What the task asks:
Every line in the entries where "desc" is found should be copied.

[Items from an interface collection]
*** Begin section ***
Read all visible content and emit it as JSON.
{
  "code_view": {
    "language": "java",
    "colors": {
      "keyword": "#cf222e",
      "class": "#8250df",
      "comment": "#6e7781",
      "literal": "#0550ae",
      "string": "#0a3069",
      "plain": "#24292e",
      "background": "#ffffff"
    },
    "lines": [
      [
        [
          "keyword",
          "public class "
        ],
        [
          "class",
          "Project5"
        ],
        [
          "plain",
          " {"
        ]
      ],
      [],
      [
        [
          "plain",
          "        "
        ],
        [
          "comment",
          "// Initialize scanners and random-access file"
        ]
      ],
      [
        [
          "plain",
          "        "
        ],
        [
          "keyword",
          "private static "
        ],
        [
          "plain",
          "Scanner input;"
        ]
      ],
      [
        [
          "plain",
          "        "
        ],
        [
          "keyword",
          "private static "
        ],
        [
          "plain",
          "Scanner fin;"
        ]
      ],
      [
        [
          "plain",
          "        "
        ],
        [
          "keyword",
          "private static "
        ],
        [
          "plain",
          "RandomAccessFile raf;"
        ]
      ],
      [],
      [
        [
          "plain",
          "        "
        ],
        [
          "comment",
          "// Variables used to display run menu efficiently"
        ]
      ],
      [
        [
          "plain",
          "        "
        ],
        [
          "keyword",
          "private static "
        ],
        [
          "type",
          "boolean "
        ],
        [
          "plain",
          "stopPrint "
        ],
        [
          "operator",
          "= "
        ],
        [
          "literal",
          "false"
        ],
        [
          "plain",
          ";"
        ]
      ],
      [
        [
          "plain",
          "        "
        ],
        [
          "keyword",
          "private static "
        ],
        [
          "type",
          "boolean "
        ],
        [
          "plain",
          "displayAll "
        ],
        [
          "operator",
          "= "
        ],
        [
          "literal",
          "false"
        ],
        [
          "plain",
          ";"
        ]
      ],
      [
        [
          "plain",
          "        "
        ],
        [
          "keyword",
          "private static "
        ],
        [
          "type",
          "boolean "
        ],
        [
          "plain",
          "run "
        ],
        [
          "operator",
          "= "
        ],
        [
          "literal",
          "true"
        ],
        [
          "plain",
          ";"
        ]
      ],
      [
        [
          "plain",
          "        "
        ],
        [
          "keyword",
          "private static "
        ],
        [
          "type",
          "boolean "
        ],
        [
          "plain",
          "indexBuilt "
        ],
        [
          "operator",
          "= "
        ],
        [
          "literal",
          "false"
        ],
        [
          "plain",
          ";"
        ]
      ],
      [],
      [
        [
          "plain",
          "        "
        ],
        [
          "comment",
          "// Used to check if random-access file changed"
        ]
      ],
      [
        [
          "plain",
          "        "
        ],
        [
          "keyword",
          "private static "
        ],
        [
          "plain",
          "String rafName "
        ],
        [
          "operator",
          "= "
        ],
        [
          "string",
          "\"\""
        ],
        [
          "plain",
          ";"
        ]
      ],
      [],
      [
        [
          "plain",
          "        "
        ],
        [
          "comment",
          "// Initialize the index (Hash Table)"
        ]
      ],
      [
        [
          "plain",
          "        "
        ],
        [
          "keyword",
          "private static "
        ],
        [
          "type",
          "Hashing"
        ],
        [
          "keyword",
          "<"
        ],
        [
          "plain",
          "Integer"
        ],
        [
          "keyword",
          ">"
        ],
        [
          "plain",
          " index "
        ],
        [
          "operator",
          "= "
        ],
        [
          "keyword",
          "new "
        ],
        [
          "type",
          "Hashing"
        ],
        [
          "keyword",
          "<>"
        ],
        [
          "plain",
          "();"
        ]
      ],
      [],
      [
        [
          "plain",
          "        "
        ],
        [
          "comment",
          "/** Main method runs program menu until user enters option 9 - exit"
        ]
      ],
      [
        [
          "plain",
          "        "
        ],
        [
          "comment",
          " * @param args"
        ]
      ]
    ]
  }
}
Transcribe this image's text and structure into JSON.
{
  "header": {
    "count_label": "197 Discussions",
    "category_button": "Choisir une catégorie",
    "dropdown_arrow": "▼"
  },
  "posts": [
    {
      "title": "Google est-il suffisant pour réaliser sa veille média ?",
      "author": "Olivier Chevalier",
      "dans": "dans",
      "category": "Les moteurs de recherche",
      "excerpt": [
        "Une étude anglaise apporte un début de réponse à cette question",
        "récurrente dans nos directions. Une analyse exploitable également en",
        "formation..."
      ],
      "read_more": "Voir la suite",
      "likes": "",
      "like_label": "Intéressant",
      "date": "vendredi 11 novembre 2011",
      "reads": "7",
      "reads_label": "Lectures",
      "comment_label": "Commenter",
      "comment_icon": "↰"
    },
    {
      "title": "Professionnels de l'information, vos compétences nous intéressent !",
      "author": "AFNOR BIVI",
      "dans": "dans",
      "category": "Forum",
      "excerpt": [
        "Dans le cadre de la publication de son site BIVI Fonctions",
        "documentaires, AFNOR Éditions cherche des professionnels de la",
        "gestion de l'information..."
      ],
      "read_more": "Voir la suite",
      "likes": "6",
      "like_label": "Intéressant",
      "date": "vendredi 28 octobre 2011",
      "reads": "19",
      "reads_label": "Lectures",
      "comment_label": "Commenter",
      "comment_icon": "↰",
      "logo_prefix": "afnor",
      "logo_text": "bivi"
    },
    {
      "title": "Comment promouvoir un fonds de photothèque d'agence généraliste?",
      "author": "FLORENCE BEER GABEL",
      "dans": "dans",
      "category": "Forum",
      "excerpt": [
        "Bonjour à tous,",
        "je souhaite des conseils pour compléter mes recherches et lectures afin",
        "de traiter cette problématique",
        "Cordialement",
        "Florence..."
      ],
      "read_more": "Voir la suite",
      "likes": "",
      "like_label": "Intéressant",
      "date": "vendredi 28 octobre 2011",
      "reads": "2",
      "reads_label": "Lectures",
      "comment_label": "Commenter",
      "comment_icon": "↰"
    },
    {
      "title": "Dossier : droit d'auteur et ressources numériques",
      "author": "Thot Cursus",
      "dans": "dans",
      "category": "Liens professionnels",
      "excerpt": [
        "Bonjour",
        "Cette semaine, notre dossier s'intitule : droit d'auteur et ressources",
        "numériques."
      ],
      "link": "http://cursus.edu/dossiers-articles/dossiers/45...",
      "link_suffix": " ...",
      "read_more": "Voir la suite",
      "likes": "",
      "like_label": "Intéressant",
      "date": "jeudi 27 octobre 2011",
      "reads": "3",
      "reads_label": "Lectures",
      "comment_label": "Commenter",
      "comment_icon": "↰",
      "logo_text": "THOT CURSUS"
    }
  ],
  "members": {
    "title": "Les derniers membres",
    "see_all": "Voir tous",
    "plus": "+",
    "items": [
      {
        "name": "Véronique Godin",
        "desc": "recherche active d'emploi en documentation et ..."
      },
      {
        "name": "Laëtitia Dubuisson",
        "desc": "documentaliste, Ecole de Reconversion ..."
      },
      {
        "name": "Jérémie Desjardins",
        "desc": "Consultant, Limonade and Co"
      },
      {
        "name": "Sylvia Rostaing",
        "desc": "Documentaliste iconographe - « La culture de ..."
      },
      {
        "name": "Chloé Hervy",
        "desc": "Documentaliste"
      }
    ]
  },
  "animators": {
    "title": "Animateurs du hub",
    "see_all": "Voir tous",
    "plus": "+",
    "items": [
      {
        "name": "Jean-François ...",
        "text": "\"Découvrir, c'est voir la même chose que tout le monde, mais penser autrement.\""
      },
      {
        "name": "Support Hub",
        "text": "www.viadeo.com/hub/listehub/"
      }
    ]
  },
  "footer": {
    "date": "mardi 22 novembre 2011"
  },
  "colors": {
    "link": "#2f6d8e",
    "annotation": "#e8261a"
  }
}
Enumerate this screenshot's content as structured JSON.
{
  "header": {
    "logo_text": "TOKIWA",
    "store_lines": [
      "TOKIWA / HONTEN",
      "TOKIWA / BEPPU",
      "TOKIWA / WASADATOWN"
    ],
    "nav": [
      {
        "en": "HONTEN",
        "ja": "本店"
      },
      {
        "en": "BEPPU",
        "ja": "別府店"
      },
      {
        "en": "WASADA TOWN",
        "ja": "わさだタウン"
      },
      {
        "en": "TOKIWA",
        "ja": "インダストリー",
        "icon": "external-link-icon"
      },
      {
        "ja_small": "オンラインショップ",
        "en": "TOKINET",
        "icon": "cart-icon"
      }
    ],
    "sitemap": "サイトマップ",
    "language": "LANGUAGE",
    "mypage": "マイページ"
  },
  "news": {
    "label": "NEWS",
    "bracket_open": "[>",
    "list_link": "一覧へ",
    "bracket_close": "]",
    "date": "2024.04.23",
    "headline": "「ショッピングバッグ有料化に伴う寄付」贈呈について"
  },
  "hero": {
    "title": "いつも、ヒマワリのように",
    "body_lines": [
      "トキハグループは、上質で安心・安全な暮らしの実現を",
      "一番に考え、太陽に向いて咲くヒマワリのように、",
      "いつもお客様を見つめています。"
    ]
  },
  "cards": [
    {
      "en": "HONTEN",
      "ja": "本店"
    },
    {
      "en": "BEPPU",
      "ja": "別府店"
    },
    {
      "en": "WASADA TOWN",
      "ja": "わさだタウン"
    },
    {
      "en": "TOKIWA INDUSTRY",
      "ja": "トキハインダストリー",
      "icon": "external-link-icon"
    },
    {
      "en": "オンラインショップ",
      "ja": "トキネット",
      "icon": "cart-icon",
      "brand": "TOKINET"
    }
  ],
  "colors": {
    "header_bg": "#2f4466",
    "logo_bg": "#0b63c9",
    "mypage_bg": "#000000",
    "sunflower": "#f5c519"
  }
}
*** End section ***
Your response:
        "desc": "recherche active d'emploi en documentation et ..."
        "desc": "documentaliste, Ecole de Reconversion ..."
        "desc": "Consultant, Limonade and Co"
        "desc": "Documentaliste iconographe - « La culture de ..."
        "desc": "Documentaliste"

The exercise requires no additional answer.